With the 'Saber', the 'Magna' and the 'Interceptor', Honda put an end to the concept of 'UJM', universal Japanese motorcycle. The series had V4 blocks instead of the now-common four-in-line engines. We look at the fattest cruiser in the family: the Honda Magna V65 presented in 1983.
Honda wanted to distinguish itself with the Honda Magna V65
After all, every Japanese motorcycle manufacturer made motorcycles with four cylinder in-line engines at the start of the 80? All in imitation of Honda's CB 750. It was time for something else. Time for a V4. That block setup allowed the high speeds of a four in line while it could be made as narrow as a two cylinder.
And the block angle of 90 ° also guaranteed a well-balanced engine run. The idea was great! And the blocks had their very own, characteristic snorkel and roll. The Honda Magna's were cruisers, the Interceptors the sportsmen and the Sabers the most neutral members of that family. They were, and are, impressive machines with their, after some initial problems, very reliable four-cylinder V-shaped.
There were problems
The problems from the early days were partly technical and partly PR related. Camshaft damage occurred, especially at the blocks in The States. The oil supply to the heads turned out to be too low when driving long below the 3.000 rpm, a speed that the Americans accustomed to Harleys thought was quite high. But one V engine is not the other. And the correct start and warm-up procedures were not devoted to the Americans either. Add to that the fact that those somewhat rude people never structurally do anything about any kind of maintenance.
Yet Honda's response to the misery did not deserve a beauty prize. First the company denied the problems as in “NO! I am not pregnant! ”, Then blamed incorrect maintenance and reduced service intervals and devised a special tool to adjust the valves correctly. They silently changed the design and details and the production methods. And so it all went well technically. Only that reputation, right? The first generation of Honda V4s did not have a good name, the first V4 revolution was unsuccessful. And in the meantime, Suzuki and Yamaha had already started using the idea with the Madura and the Vmax ...
Now the Honda Magna V65 gets recognition
In the meantime, the Honda V4 engines get the recognition they deserve. And Honda's VFRs have become legendary. Our examples are there in the nicest part of the popularity process: there are enthusiasts and there are engines. But the enthusiast club is still small and the range of engines is wide. What do you get then? Exactly: a lot of engine for little money.

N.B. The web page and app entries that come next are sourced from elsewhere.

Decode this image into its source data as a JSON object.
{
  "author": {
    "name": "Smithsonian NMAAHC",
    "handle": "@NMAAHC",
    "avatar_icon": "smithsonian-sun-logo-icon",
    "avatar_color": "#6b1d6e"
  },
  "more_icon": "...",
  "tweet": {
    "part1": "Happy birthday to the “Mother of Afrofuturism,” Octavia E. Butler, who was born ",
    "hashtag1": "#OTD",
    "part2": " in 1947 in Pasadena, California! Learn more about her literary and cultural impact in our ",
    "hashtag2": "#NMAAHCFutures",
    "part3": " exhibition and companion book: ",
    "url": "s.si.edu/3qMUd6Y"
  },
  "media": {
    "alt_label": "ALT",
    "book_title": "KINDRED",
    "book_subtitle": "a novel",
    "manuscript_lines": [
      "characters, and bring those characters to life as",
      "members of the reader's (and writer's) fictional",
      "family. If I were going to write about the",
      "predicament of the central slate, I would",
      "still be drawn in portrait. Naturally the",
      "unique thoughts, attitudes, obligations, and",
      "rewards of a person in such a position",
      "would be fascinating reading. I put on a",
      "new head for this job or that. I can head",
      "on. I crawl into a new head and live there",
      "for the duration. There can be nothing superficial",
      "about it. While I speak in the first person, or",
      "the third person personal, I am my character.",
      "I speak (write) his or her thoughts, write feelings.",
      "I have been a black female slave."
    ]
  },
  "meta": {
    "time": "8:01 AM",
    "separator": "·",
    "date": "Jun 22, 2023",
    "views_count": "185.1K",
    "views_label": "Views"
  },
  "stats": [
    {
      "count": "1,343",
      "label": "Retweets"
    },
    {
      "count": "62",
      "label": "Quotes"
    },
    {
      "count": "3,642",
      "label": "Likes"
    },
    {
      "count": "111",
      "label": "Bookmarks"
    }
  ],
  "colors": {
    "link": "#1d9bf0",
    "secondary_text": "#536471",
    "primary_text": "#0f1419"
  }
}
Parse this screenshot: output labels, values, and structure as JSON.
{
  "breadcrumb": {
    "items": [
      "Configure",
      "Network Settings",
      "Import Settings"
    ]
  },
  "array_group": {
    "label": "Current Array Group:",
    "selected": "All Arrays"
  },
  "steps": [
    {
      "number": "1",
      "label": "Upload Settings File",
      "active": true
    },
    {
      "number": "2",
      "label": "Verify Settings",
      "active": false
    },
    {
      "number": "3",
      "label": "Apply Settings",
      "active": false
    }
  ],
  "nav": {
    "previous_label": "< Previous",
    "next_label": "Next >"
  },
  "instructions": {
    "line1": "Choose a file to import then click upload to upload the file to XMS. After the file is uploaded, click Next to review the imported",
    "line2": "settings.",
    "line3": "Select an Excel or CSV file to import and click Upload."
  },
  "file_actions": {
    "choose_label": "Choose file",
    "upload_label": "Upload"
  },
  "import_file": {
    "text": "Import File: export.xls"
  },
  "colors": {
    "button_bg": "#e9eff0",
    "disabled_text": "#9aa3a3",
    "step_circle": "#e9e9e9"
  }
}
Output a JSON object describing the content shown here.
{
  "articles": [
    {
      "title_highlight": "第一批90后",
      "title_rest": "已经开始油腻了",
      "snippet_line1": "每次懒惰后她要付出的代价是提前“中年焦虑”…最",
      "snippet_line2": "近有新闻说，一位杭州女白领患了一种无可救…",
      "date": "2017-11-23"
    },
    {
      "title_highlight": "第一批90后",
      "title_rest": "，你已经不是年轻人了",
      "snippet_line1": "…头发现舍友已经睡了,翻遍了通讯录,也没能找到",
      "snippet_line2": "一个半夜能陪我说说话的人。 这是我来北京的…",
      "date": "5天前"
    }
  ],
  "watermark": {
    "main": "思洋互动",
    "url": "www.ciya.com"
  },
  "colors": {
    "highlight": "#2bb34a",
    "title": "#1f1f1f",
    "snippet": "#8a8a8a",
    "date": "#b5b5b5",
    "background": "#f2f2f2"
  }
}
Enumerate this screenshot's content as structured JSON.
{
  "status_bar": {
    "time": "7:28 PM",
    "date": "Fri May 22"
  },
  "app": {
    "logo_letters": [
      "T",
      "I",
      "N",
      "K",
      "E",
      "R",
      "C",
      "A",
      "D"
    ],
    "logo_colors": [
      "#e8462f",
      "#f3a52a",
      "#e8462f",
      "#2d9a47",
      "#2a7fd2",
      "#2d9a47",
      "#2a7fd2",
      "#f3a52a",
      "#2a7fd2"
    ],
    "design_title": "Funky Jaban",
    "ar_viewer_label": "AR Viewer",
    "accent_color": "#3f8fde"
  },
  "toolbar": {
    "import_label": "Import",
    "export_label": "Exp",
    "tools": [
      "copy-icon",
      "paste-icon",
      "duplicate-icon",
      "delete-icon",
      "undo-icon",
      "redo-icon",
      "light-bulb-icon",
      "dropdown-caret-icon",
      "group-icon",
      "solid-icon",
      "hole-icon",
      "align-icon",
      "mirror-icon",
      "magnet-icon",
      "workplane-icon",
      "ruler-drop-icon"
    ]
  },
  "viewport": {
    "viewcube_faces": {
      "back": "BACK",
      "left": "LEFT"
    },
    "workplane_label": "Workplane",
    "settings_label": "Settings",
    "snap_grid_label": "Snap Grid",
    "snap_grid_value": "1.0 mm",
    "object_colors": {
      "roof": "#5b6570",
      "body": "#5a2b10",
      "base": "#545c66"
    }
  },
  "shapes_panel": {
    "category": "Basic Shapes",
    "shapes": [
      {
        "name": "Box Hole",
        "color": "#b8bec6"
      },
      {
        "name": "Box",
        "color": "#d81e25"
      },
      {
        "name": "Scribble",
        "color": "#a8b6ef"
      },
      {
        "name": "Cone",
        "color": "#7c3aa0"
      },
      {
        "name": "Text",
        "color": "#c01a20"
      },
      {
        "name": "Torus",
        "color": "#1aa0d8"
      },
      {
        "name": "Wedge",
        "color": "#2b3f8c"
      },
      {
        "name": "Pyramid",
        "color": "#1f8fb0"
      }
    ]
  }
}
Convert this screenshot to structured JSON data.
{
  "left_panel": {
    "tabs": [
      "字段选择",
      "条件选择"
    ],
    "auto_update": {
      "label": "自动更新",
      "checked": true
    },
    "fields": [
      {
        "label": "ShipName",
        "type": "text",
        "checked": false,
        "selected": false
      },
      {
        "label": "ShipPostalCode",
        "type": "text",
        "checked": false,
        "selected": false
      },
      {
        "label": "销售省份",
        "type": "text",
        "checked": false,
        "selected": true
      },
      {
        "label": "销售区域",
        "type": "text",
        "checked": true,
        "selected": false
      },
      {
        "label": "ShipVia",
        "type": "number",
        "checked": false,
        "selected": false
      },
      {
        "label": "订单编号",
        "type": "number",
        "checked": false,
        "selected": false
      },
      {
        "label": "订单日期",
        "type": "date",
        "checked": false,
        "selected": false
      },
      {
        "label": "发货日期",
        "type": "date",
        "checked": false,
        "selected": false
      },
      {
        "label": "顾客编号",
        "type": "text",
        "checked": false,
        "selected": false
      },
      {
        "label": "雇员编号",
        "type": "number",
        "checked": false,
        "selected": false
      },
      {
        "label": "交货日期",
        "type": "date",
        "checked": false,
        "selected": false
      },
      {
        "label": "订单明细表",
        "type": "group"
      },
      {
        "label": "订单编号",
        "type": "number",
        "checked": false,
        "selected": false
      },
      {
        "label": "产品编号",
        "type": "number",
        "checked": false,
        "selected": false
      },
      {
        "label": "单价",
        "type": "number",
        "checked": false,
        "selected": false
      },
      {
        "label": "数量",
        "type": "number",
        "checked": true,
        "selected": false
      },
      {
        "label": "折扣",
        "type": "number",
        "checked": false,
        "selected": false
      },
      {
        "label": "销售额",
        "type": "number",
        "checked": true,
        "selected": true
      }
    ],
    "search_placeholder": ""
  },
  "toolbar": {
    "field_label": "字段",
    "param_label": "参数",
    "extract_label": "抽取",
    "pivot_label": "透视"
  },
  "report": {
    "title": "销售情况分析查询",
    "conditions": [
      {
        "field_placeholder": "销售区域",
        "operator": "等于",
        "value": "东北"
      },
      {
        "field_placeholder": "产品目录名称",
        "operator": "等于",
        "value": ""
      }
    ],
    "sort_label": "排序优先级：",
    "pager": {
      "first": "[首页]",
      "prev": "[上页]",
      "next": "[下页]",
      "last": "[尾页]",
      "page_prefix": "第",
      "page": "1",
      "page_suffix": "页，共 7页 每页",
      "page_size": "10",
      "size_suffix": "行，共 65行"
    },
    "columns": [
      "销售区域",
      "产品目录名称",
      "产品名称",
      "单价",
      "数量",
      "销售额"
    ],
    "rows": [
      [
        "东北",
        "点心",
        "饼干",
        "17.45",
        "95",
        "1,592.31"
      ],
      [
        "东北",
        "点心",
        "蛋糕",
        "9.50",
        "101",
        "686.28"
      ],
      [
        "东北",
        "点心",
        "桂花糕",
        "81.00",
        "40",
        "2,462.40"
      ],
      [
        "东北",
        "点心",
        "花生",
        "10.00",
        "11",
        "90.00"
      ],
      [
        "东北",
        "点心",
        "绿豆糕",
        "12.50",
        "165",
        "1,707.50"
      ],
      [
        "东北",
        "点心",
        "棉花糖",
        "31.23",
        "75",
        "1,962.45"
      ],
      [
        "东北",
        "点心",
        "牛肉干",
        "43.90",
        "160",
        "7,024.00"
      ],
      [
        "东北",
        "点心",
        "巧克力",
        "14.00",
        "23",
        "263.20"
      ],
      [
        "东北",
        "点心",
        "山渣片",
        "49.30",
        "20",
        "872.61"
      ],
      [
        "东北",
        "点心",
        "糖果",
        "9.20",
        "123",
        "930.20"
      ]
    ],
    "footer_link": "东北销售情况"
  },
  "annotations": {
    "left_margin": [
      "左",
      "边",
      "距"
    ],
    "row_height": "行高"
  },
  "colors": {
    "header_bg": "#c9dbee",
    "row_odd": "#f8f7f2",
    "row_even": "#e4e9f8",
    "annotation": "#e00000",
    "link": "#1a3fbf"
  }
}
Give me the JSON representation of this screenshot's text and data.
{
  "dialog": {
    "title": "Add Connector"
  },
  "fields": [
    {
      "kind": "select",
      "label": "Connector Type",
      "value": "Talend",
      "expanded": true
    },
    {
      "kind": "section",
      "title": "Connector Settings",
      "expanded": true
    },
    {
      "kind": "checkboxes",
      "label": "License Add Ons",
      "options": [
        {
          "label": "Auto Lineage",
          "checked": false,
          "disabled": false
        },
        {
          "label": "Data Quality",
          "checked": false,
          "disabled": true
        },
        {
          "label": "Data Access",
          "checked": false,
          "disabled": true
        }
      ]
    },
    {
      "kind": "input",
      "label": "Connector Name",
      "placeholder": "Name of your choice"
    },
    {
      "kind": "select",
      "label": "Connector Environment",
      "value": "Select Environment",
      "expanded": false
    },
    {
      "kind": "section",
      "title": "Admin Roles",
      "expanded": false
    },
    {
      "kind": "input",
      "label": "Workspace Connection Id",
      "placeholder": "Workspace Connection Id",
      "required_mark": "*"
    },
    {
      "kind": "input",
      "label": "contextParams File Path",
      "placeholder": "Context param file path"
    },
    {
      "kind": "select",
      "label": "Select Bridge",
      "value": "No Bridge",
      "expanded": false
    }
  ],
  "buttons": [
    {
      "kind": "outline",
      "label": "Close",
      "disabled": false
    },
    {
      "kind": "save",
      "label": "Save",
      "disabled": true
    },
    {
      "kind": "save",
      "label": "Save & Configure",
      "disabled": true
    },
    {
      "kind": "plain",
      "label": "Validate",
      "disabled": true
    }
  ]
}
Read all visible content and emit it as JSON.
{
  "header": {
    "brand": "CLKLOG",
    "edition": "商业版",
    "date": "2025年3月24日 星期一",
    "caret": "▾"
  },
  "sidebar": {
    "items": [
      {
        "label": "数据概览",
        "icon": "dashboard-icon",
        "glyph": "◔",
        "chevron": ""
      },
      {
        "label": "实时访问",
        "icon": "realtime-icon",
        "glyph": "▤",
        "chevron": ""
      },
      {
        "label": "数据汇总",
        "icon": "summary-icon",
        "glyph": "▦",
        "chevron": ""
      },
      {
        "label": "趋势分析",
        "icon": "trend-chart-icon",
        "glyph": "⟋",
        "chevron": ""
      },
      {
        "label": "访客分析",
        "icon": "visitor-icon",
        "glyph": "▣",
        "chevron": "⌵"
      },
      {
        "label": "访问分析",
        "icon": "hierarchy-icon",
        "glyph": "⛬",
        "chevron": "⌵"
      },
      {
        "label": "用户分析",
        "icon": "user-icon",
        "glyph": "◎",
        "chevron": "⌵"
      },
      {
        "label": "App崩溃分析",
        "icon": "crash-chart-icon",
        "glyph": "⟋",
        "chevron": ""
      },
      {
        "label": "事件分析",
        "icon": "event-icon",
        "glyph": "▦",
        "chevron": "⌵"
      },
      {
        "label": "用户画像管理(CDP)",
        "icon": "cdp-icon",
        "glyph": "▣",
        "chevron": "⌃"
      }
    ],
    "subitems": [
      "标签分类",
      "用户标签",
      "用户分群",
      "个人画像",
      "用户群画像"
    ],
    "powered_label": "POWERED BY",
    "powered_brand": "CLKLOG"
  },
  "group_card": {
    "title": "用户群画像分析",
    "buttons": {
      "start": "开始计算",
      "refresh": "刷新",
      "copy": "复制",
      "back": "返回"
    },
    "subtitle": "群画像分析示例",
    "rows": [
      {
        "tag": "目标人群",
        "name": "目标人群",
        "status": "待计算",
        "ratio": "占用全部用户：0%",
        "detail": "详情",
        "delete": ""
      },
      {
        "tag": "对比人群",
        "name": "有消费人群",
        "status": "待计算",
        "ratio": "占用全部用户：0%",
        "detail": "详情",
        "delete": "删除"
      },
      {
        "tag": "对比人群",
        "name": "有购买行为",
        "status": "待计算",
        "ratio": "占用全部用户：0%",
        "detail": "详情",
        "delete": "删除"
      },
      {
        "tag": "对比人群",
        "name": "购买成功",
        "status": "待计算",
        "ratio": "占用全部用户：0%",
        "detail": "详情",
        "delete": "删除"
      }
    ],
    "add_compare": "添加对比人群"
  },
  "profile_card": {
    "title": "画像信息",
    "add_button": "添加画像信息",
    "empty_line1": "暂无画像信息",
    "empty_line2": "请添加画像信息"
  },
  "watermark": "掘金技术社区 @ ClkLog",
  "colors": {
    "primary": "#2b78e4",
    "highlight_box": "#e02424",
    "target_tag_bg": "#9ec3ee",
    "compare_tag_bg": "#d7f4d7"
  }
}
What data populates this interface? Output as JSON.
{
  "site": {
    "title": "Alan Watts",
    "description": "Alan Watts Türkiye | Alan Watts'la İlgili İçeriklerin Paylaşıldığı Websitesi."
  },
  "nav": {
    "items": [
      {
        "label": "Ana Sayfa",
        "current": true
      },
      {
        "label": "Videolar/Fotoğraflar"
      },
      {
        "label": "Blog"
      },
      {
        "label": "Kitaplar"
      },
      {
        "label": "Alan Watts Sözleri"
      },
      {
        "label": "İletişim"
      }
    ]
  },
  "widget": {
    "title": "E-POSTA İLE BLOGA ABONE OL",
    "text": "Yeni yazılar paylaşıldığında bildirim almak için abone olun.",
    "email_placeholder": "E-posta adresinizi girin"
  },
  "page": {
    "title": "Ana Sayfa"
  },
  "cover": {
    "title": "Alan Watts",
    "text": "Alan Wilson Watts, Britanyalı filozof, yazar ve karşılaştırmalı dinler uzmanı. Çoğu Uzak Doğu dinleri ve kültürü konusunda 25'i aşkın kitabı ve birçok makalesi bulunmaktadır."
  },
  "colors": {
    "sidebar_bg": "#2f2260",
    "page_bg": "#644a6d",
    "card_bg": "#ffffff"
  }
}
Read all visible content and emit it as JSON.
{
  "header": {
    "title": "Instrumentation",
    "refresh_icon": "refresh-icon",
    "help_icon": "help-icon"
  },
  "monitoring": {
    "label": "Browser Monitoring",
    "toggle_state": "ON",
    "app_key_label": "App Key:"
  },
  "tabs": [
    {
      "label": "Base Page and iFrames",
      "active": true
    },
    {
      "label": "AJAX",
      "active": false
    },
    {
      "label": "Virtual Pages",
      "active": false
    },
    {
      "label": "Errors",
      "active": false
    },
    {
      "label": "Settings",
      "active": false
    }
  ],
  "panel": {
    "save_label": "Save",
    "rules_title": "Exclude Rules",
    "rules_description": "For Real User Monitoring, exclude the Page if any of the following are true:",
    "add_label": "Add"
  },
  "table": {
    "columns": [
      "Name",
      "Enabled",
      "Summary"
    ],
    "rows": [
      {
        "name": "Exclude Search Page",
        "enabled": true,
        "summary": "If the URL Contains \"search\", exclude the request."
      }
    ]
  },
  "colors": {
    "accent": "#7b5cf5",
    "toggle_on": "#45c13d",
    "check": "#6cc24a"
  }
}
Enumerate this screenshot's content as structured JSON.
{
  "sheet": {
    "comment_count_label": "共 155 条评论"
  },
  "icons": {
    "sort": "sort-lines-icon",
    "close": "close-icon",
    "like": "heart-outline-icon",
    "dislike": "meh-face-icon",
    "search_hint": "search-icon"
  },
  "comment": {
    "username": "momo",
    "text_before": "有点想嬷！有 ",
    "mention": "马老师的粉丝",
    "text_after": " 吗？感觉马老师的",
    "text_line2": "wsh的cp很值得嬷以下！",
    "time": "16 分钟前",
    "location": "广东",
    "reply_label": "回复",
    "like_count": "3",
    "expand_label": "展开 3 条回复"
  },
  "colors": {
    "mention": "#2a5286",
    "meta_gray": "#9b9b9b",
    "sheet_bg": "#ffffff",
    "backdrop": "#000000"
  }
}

And remember that a neat Harley-Davidson WLA sometime in the sixties also yielded no more than 150 rock-hard guilders ...
The Honda Magna V65 with its tough 1.100 cc block is meanwhile very carefully labeled "Perhaps one of the best cruisers ever made." Most of those Honda Magna cars that are still fairly under cover in the Netherlands are US models.